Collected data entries
/---
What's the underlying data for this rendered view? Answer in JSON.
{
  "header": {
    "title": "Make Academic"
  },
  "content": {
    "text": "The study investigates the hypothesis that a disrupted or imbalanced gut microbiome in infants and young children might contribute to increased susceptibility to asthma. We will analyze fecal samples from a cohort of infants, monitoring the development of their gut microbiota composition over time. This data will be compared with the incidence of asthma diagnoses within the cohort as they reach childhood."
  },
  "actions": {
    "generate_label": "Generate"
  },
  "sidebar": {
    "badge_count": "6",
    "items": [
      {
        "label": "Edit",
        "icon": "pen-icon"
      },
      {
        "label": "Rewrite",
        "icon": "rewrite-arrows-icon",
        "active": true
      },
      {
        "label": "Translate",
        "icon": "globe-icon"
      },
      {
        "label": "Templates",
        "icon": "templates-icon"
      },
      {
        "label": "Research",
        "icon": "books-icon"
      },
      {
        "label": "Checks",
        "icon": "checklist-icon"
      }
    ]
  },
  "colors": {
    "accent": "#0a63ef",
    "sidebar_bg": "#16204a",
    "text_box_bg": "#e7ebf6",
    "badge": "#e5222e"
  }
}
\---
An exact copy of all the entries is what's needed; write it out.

What's the underlying data for this rendered view? Answer in JSON.
{
  "header": {
    "title": "Make Academic"
  },
  "content": {
    "text": "The study investigates the hypothesis that a disrupted or imbalanced gut microbiome in infants and young children might contribute to increased susceptibility to asthma. We will analyze fecal samples from a cohort of infants, monitoring the development of their gut microbiota composition over time. This data will be compared with the incidence of asthma diagnoses within the cohort as they reach childhood."
  },
  "actions": {
    "generate_label": "Generate"
  },
  "sidebar": {
    "badge_count": "6",
    "items": [
      {
        "label": "Edit",
        "icon": "pen-icon"
      },
      {
        "label": "Rewrite",
        "icon": "rewrite-arrows-icon",
        "active": true
      },
      {
        "label": "Translate",
        "icon": "globe-icon"
      },
      {
        "label": "Templates",
        "icon": "templates-icon"
      },
      {
        "label": "Research",
        "icon": "books-icon"
      },
      {
        "label": "Checks",
        "icon": "checklist-icon"
      }
    ]
  },
  "colors": {
    "accent": "#0a63ef",
    "sidebar_bg": "#16204a",
    "text_box_bg": "#e7ebf6",
    "badge": "#e5222e"
  }
}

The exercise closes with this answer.